### Problem:
Lines with the word "description" are the ones wanted. Copy each of them from the entries below.

### Dataset records:
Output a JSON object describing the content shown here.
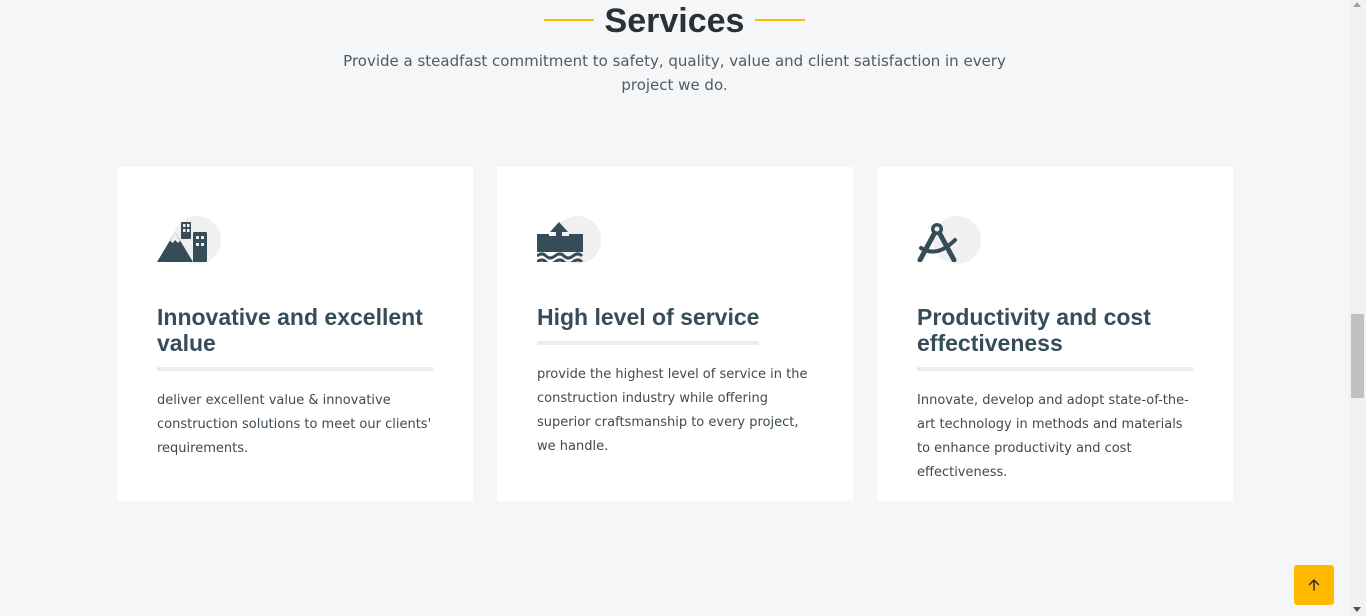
{
  "header": {
    "title": "Services",
    "subtitle": "Provide a steadfast commitment to safety, quality, value and client satisfaction in every project we do."
  },
  "services": [
    {
      "icon": "mountain-city-icon",
      "title": "Innovative and excellent value",
      "description": "deliver excellent value & innovative construction solutions to meet our clients' requirements."
    },
    {
      "icon": "arrow-up-from-water-pump-icon",
      "title": "High level of service",
      "description": "provide the highest level of service in the construction industry while offering superior craftsmanship to every project, we handle."
    },
    {
      "icon": "compass-drafting-icon",
      "title": "Productivity and cost effectiveness",
      "description": "Innovate, develop and adopt state-of-the-art technology in methods and materials to enhance productivity and cost effectiveness."
    }
  ],
  "scroll_top_icon": "arrow-up-icon",
  "colors": {
    "accent": "#feb900",
    "heading": "#364d59",
    "background": "#f4f6f8",
    "card": "#ffffff"
  }
}
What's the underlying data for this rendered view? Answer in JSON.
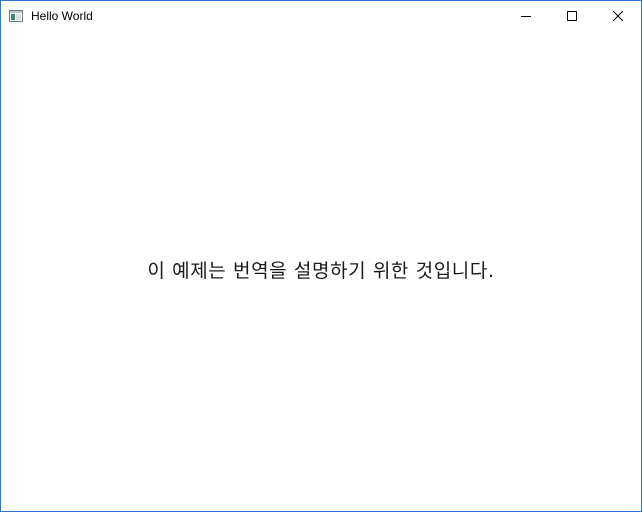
{
  "window": {
    "title": "Hello World",
    "icon": "window-app-icon",
    "controls": {
      "minimize": "minimize-icon",
      "maximize": "maximize-icon",
      "close": "close-icon"
    },
    "border_color": "#2b79d0"
  },
  "content": {
    "message": "이 예제는 번역을 설명하기 위한 것입니다."
  }
}
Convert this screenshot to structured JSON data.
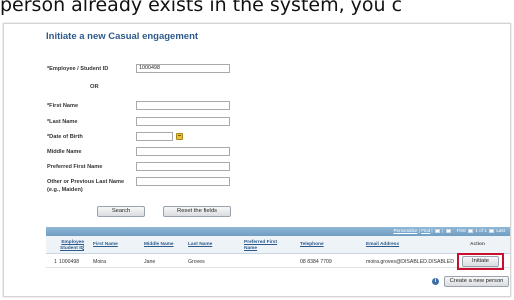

### Exercise result:
      "description": "deliver excellent value & innovative construction solutions to meet our clients' requirements."
      "description": "provide the highest level of service in the construction industry while offering superior craftsmanship to every project, we handle."
      "description": "Innovate, develop and adopt state-of-the-art technology in methods and materials to enhance productivity and cost effectiveness."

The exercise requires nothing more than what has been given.